▶ What this task involves:
Type out every line below exactly as it reads.

[[ Material provided open ]]

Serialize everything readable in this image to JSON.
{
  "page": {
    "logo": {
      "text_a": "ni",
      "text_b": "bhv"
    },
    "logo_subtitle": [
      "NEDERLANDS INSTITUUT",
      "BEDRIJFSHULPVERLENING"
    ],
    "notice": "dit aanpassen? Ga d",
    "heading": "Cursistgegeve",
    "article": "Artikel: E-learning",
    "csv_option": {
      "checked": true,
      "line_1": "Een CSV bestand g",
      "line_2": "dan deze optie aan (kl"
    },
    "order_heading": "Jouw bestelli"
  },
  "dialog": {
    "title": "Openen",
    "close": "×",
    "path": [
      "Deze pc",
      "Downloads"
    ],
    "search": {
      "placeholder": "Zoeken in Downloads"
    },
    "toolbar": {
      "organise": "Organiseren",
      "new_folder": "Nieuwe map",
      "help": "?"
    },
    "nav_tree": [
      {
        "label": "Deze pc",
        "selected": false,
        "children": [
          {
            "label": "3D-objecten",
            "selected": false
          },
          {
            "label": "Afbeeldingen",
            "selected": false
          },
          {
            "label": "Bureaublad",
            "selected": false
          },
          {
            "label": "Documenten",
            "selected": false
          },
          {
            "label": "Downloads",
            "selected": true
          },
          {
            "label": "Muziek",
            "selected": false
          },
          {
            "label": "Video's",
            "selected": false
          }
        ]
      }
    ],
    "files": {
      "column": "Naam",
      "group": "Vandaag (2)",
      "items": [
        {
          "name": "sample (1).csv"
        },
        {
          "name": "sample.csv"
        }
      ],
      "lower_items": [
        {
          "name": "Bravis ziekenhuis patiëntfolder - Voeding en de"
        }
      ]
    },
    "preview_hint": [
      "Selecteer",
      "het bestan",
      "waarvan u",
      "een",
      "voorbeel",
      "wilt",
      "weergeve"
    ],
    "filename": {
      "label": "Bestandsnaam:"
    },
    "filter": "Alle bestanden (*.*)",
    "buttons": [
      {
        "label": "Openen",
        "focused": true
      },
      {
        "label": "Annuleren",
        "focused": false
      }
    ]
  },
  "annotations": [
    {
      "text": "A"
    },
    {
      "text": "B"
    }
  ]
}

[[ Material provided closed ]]

▶ The completed task:
Serialize everything readable in this image to JSON.
{
  "page": {
    "logo": {
      "text_a": "ni",
      "text_b": "bhv"
    },
    "logo_subtitle": [
      "NEDERLANDS INSTITUUT",
      "BEDRIJFSHULPVERLENING"
    ],
    "notice": "dit aanpassen? Ga d",
    "heading": "Cursistgegeve",
    "article": "Artikel: E-learning",
    "csv_option": {
      "checked": true,
      "line_1": "Een CSV bestand g",
      "line_2": "dan deze optie aan (kl"
    },
    "order_heading": "Jouw bestelli"
  },
  "dialog": {
    "title": "Openen",
    "close": "×",
    "path": [
      "Deze pc",
      "Downloads"
    ],
    "search": {
      "placeholder": "Zoeken in Downloads"
    },
    "toolbar": {
      "organise": "Organiseren",
      "new_folder": "Nieuwe map",
      "help": "?"
    },
    "nav_tree": [
      {
        "label": "Deze pc",
        "selected": false,
        "children": [
          {
            "label": "3D-objecten",
            "selected": false
          },
          {
            "label": "Afbeeldingen",
            "selected": false
          },
          {
            "label": "Bureaublad",
            "selected": false
          },
          {
            "label": "Documenten",
            "selected": false
          },
          {
            "label": "Downloads",
            "selected": true
          },
          {
            "label": "Muziek",
            "selected": false
          },
          {
            "label": "Video's",
            "selected": false
          }
        ]
      }
    ],
    "files": {
      "column": "Naam",
      "group": "Vandaag (2)",
      "items": [
        {
          "name": "sample (1).csv"
        },
        {
          "name": "sample.csv"
        }
      ],
      "lower_items": [
        {
          "name": "Bravis ziekenhuis patiëntfolder - Voeding en de"
        }
      ]
    },
    "preview_hint": [
      "Selecteer",
      "het bestan",
      "waarvan u",
      "een",
      "voorbeel",
      "wilt",
      "weergeve"
    ],
    "filename": {
      "label": "Bestandsnaam:"
    },
    "filter": "Alle bestanden (*.*)",
    "buttons": [
      {
        "label": "Openen",
        "focused": true
      },
      {
        "label": "Annuleren",
        "focused": false
      }
    ]
  },
  "annotations": [
    {
      "text": "A"
    },
    {
      "text": "B"
    }
  ]
}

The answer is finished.